▸ Data for analysis
----------

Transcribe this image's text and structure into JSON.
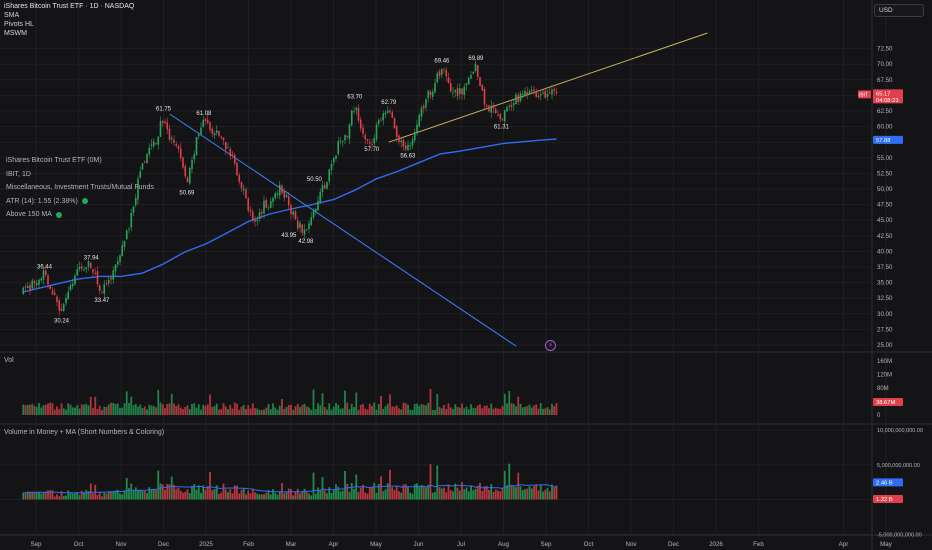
{
  "header": {
    "title": "iShares Bitcoin Trust ETF · 1D · NASDAQ",
    "indicators": [
      "SMA",
      "Pivots HL",
      "MSWM"
    ]
  },
  "currency_button": "USD",
  "info_panel": {
    "name": "iShares Bitcoin Trust ETF (0M)",
    "symbol": "IBIT, 1D",
    "category": "Miscellaneous, Investment Trusts/Mutual Funds",
    "atr": "ATR (14): 1.55 (2.38%)",
    "ma_status": "Above 150 MA"
  },
  "volume_pane": {
    "title": "Vol"
  },
  "money_pane": {
    "title": "Volume in Money + MA (Short Numbers & Coloring)"
  },
  "colors": {
    "background": "#141417",
    "bull": "#26a65b",
    "bear": "#e0404a",
    "sma": "#2f6df2",
    "trendline_down": "#3b82f6",
    "trendline_up": "#c9b25a"
  },
  "chart_data": [
    {
      "type": "candlestick",
      "title": "IBIT · 1D",
      "y_ticks": [
        72.5,
        70.0,
        67.5,
        65.0,
        62.5,
        60.0,
        57.5,
        55.0,
        52.5,
        50.0,
        47.5,
        45.0,
        42.5,
        40.0,
        37.5,
        35.0,
        32.5,
        30.0,
        27.5,
        25.0
      ],
      "y_tick_labels": [
        "72.50",
        "70.00",
        "67.50",
        "65.00",
        "62.50",
        "60.00",
        "57.50",
        "55.00",
        "52.50",
        "50.00",
        "47.50",
        "45.00",
        "42.50",
        "40.00",
        "37.50",
        "35.00",
        "32.50",
        "30.00",
        "27.50",
        "25.00"
      ],
      "ylim": [
        24.5,
        74.5
      ],
      "x_ticks": [
        "Sep",
        "Oct",
        "Nov",
        "Dec",
        "2025",
        "Feb",
        "Mar",
        "Apr",
        "May",
        "Jun",
        "Jul",
        "Aug",
        "Sep",
        "Oct",
        "Nov",
        "Dec",
        "2026",
        "Feb",
        "Apr",
        "May"
      ],
      "x_tick_months": [
        0,
        1,
        2,
        3,
        4,
        5,
        6,
        7,
        8,
        9,
        10,
        11,
        12,
        13,
        14,
        15,
        16,
        17,
        19,
        20
      ],
      "close_path": {
        "months": [
          -0.3,
          0.0,
          0.2,
          0.4,
          0.6,
          0.8,
          1.0,
          1.3,
          1.55,
          1.8,
          2.0,
          2.2,
          2.4,
          2.6,
          2.8,
          3.0,
          3.15,
          3.35,
          3.55,
          3.75,
          3.95,
          4.15,
          4.35,
          4.55,
          4.75,
          4.95,
          5.15,
          5.35,
          5.55,
          5.75,
          5.95,
          6.15,
          6.35,
          6.55,
          6.75,
          6.95,
          7.1,
          7.3,
          7.5,
          7.7,
          7.9,
          8.1,
          8.3,
          8.55,
          8.75,
          8.95,
          9.15,
          9.35,
          9.55,
          9.75,
          9.95,
          10.15,
          10.35,
          10.55,
          10.75,
          10.95,
          11.1,
          11.3,
          11.5,
          11.7,
          11.9,
          12.1,
          12.25
        ],
        "values": [
          33.5,
          35.2,
          36.44,
          33.0,
          30.24,
          34.0,
          37.0,
          37.94,
          33.47,
          36.0,
          40.0,
          44.5,
          51.0,
          55.5,
          57.5,
          61.75,
          58.0,
          56.5,
          50.69,
          57.0,
          61.08,
          59.5,
          58.0,
          56.0,
          52.5,
          48.0,
          43.95,
          47.5,
          48.0,
          50.5,
          47.5,
          44.5,
          42.98,
          46.5,
          50.0,
          53.5,
          57.0,
          58.5,
          63.7,
          58.0,
          57.7,
          61.0,
          62.79,
          57.5,
          56.63,
          60.0,
          64.0,
          66.5,
          69.46,
          66.0,
          65.5,
          66.5,
          69.89,
          64.0,
          62.5,
          61.31,
          63.0,
          64.5,
          65.17,
          65.17,
          65.17,
          65.17,
          65.17
        ]
      },
      "sma": {
        "label": "57.88",
        "months": [
          -0.3,
          0.5,
          1.0,
          1.5,
          2.0,
          2.5,
          3.0,
          3.5,
          4.0,
          4.5,
          5.0,
          5.5,
          6.0,
          6.5,
          7.0,
          7.5,
          8.0,
          8.5,
          9.0,
          9.5,
          10.0,
          10.5,
          11.0,
          11.5,
          12.0,
          12.25
        ],
        "values": [
          33.5,
          34.8,
          35.6,
          36.0,
          36.0,
          36.5,
          38.0,
          39.9,
          41.2,
          43.0,
          44.8,
          46.0,
          46.8,
          47.5,
          48.3,
          49.8,
          51.6,
          52.8,
          54.2,
          55.6,
          56.1,
          56.7,
          57.3,
          57.6,
          57.9,
          58.0
        ]
      },
      "trendlines": [
        {
          "name": "downtrend",
          "from": [
            3.15,
            62.0
          ],
          "to": [
            11.3,
            24.8
          ]
        },
        {
          "name": "uptrend",
          "from": [
            8.3,
            57.5
          ],
          "to": [
            15.8,
            75.0
          ]
        }
      ],
      "pivot_labels": [
        {
          "text": "36.44",
          "month": 0.2,
          "value": 36.44,
          "pos": "above"
        },
        {
          "text": "30.24",
          "month": 0.6,
          "value": 30.24,
          "pos": "below"
        },
        {
          "text": "37.94",
          "month": 1.3,
          "value": 37.94,
          "pos": "above"
        },
        {
          "text": "33.47",
          "month": 1.55,
          "value": 33.47,
          "pos": "below"
        },
        {
          "text": "61.75",
          "month": 3.0,
          "value": 61.75,
          "pos": "above"
        },
        {
          "text": "50.69",
          "month": 3.55,
          "value": 50.69,
          "pos": "below"
        },
        {
          "text": "61.08",
          "month": 3.95,
          "value": 61.08,
          "pos": "above"
        },
        {
          "text": "43.95",
          "month": 5.95,
          "value": 43.95,
          "pos": "below"
        },
        {
          "text": "50.50",
          "month": 6.55,
          "value": 50.5,
          "pos": "above"
        },
        {
          "text": "42.98",
          "month": 6.35,
          "value": 42.98,
          "pos": "below"
        },
        {
          "text": "63.70",
          "month": 7.5,
          "value": 63.7,
          "pos": "above"
        },
        {
          "text": "57.70",
          "month": 7.9,
          "value": 57.7,
          "pos": "below"
        },
        {
          "text": "62.79",
          "month": 8.3,
          "value": 62.79,
          "pos": "above"
        },
        {
          "text": "56.63",
          "month": 8.75,
          "value": 56.63,
          "pos": "below"
        },
        {
          "text": "69.46",
          "month": 9.55,
          "value": 69.46,
          "pos": "above"
        },
        {
          "text": "69.89",
          "month": 10.35,
          "value": 69.89,
          "pos": "above"
        },
        {
          "text": "61.31",
          "month": 10.95,
          "value": 61.31,
          "pos": "below"
        }
      ],
      "last_price": {
        "symbol": "IBIT",
        "value": 65.17,
        "label": "65.17",
        "countdown": "04:08:23"
      }
    },
    {
      "type": "bar",
      "title": "Vol",
      "y_ticks": [
        160,
        120,
        80,
        40,
        0
      ],
      "y_tick_labels": [
        "160M",
        "120M",
        "80M",
        "40M",
        "0"
      ],
      "ylim": [
        0,
        160
      ],
      "last_value_label": "38.67M"
    },
    {
      "type": "bar",
      "title": "Volume in Money + MA (Short Numbers & Coloring)",
      "y_ticks": [
        10000000000,
        5000000000,
        0,
        -5000000000
      ],
      "y_tick_labels": [
        "10,000,000,000.00",
        "5,000,000,000.00",
        "0.0000",
        "-5,000,000,000.00"
      ],
      "ylim": [
        -5000000000,
        10000000000
      ],
      "ma_label": "2.46 B",
      "last_value_label": "1.22 B"
    }
  ]
}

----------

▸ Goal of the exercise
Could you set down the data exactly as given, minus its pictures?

▸ Response area
Transcribe this image's text and structure into JSON.
{
  "header": {
    "title": "iShares Bitcoin Trust ETF · 1D · NASDAQ",
    "indicators": [
      "SMA",
      "Pivots HL",
      "MSWM"
    ]
  },
  "currency_button": "USD",
  "info_panel": {
    "name": "iShares Bitcoin Trust ETF (0M)",
    "symbol": "IBIT, 1D",
    "category": "Miscellaneous, Investment Trusts/Mutual Funds",
    "atr": "ATR (14): 1.55 (2.38%)",
    "ma_status": "Above 150 MA"
  },
  "volume_pane": {
    "title": "Vol"
  },
  "money_pane": {
    "title": "Volume in Money + MA (Short Numbers & Coloring)"
  },
  "colors": {
    "background": "#141417",
    "bull": "#26a65b",
    "bear": "#e0404a",
    "sma": "#2f6df2",
    "trendline_down": "#3b82f6",
    "trendline_up": "#c9b25a"
  },
  "chart_data": [
    {
      "type": "candlestick",
      "title": "IBIT · 1D",
      "y_ticks": [
        72.5,
        70.0,
        67.5,
        65.0,
        62.5,
        60.0,
        57.5,
        55.0,
        52.5,
        50.0,
        47.5,
        45.0,
        42.5,
        40.0,
        37.5,
        35.0,
        32.5,
        30.0,
        27.5,
        25.0
      ],
      "y_tick_labels": [
        "72.50",
        "70.00",
        "67.50",
        "65.00",
        "62.50",
        "60.00",
        "57.50",
        "55.00",
        "52.50",
        "50.00",
        "47.50",
        "45.00",
        "42.50",
        "40.00",
        "37.50",
        "35.00",
        "32.50",
        "30.00",
        "27.50",
        "25.00"
      ],
      "ylim": [
        24.5,
        74.5
      ],
      "x_ticks": [
        "Sep",
        "Oct",
        "Nov",
        "Dec",
        "2025",
        "Feb",
        "Mar",
        "Apr",
        "May",
        "Jun",
        "Jul",
        "Aug",
        "Sep",
        "Oct",
        "Nov",
        "Dec",
        "2026",
        "Feb",
        "Apr",
        "May"
      ],
      "x_tick_months": [
        0,
        1,
        2,
        3,
        4,
        5,
        6,
        7,
        8,
        9,
        10,
        11,
        12,
        13,
        14,
        15,
        16,
        17,
        19,
        20
      ],
      "close_path": {
        "months": [
          -0.3,
          0.0,
          0.2,
          0.4,
          0.6,
          0.8,
          1.0,
          1.3,
          1.55,
          1.8,
          2.0,
          2.2,
          2.4,
          2.6,
          2.8,
          3.0,
          3.15,
          3.35,
          3.55,
          3.75,
          3.95,
          4.15,
          4.35,
          4.55,
          4.75,
          4.95,
          5.15,
          5.35,
          5.55,
          5.75,
          5.95,
          6.15,
          6.35,
          6.55,
          6.75,
          6.95,
          7.1,
          7.3,
          7.5,
          7.7,
          7.9,
          8.1,
          8.3,
          8.55,
          8.75,
          8.95,
          9.15,
          9.35,
          9.55,
          9.75,
          9.95,
          10.15,
          10.35,
          10.55,
          10.75,
          10.95,
          11.1,
          11.3,
          11.5,
          11.7,
          11.9,
          12.1,
          12.25
        ],
        "values": [
          33.5,
          35.2,
          36.44,
          33.0,
          30.24,
          34.0,
          37.0,
          37.94,
          33.47,
          36.0,
          40.0,
          44.5,
          51.0,
          55.5,
          57.5,
          61.75,
          58.0,
          56.5,
          50.69,
          57.0,
          61.08,
          59.5,
          58.0,
          56.0,
          52.5,
          48.0,
          43.95,
          47.5,
          48.0,
          50.5,
          47.5,
          44.5,
          42.98,
          46.5,
          50.0,
          53.5,
          57.0,
          58.5,
          63.7,
          58.0,
          57.7,
          61.0,
          62.79,
          57.5,
          56.63,
          60.0,
          64.0,
          66.5,
          69.46,
          66.0,
          65.5,
          66.5,
          69.89,
          64.0,
          62.5,
          61.31,
          63.0,
          64.5,
          65.17,
          65.17,
          65.17,
          65.17,
          65.17
        ]
      },
      "sma": {
        "label": "57.88",
        "months": [
          -0.3,
          0.5,
          1.0,
          1.5,
          2.0,
          2.5,
          3.0,
          3.5,
          4.0,
          4.5,
          5.0,
          5.5,
          6.0,
          6.5,
          7.0,
          7.5,
          8.0,
          8.5,
          9.0,
          9.5,
          10.0,
          10.5,
          11.0,
          11.5,
          12.0,
          12.25
        ],
        "values": [
          33.5,
          34.8,
          35.6,
          36.0,
          36.0,
          36.5,
          38.0,
          39.9,
          41.2,
          43.0,
          44.8,
          46.0,
          46.8,
          47.5,
          48.3,
          49.8,
          51.6,
          52.8,
          54.2,
          55.6,
          56.1,
          56.7,
          57.3,
          57.6,
          57.9,
          58.0
        ]
      },
      "trendlines": [
        {
          "name": "downtrend",
          "from": [
            3.15,
            62.0
          ],
          "to": [
            11.3,
            24.8
          ]
        },
        {
          "name": "uptrend",
          "from": [
            8.3,
            57.5
          ],
          "to": [
            15.8,
            75.0
          ]
        }
      ],
      "pivot_labels": [
        {
          "text": "36.44",
          "month": 0.2,
          "value": 36.44,
          "pos": "above"
        },
        {
          "text": "30.24",
          "month": 0.6,
          "value": 30.24,
          "pos": "below"
        },
        {
          "text": "37.94",
          "month": 1.3,
          "value": 37.94,
          "pos": "above"
        },
        {
          "text": "33.47",
          "month": 1.55,
          "value": 33.47,
          "pos": "below"
        },
        {
          "text": "61.75",
          "month": 3.0,
          "value": 61.75,
          "pos": "above"
        },
        {
          "text": "50.69",
          "month": 3.55,
          "value": 50.69,
          "pos": "below"
        },
        {
          "text": "61.08",
          "month": 3.95,
          "value": 61.08,
          "pos": "above"
        },
        {
          "text": "43.95",
          "month": 5.95,
          "value": 43.95,
          "pos": "below"
        },
        {
          "text": "50.50",
          "month": 6.55,
          "value": 50.5,
          "pos": "above"
        },
        {
          "text": "42.98",
          "month": 6.35,
          "value": 42.98,
          "pos": "below"
        },
        {
          "text": "63.70",
          "month": 7.5,
          "value": 63.7,
          "pos": "above"
        },
        {
          "text": "57.70",
          "month": 7.9,
          "value": 57.7,
          "pos": "below"
        },
        {
          "text": "62.79",
          "month": 8.3,
          "value": 62.79,
          "pos": "above"
        },
        {
          "text": "56.63",
          "month": 8.75,
          "value": 56.63,
          "pos": "below"
        },
        {
          "text": "69.46",
          "month": 9.55,
          "value": 69.46,
          "pos": "above"
        },
        {
          "text": "69.89",
          "month": 10.35,
          "value": 69.89,
          "pos": "above"
        },
        {
          "text": "61.31",
          "month": 10.95,
          "value": 61.31,
          "pos": "below"
        }
      ],
      "last_price": {
        "symbol": "IBIT",
        "value": 65.17,
        "label": "65.17",
        "countdown": "04:08:23"
      }
    },
    {
      "type": "bar",
      "title": "Vol",
      "y_ticks": [
        160,
        120,
        80,
        40,
        0
      ],
      "y_tick_labels": [
        "160M",
        "120M",
        "80M",
        "40M",
        "0"
      ],
      "ylim": [
        0,
        160
      ],
      "last_value_label": "38.67M"
    },
    {
      "type": "bar",
      "title": "Volume in Money + MA (Short Numbers & Coloring)",
      "y_ticks": [
        10000000000,
        5000000000,
        0,
        -5000000000
      ],
      "y_tick_labels": [
        "10,000,000,000.00",
        "5,000,000,000.00",
        "0.0000",
        "-5,000,000,000.00"
      ],
      "ylim": [
        -5000000000,
        10000000000
      ],
      "ma_label": "2.46 B",
      "last_value_label": "1.22 B"
    }
  ]
}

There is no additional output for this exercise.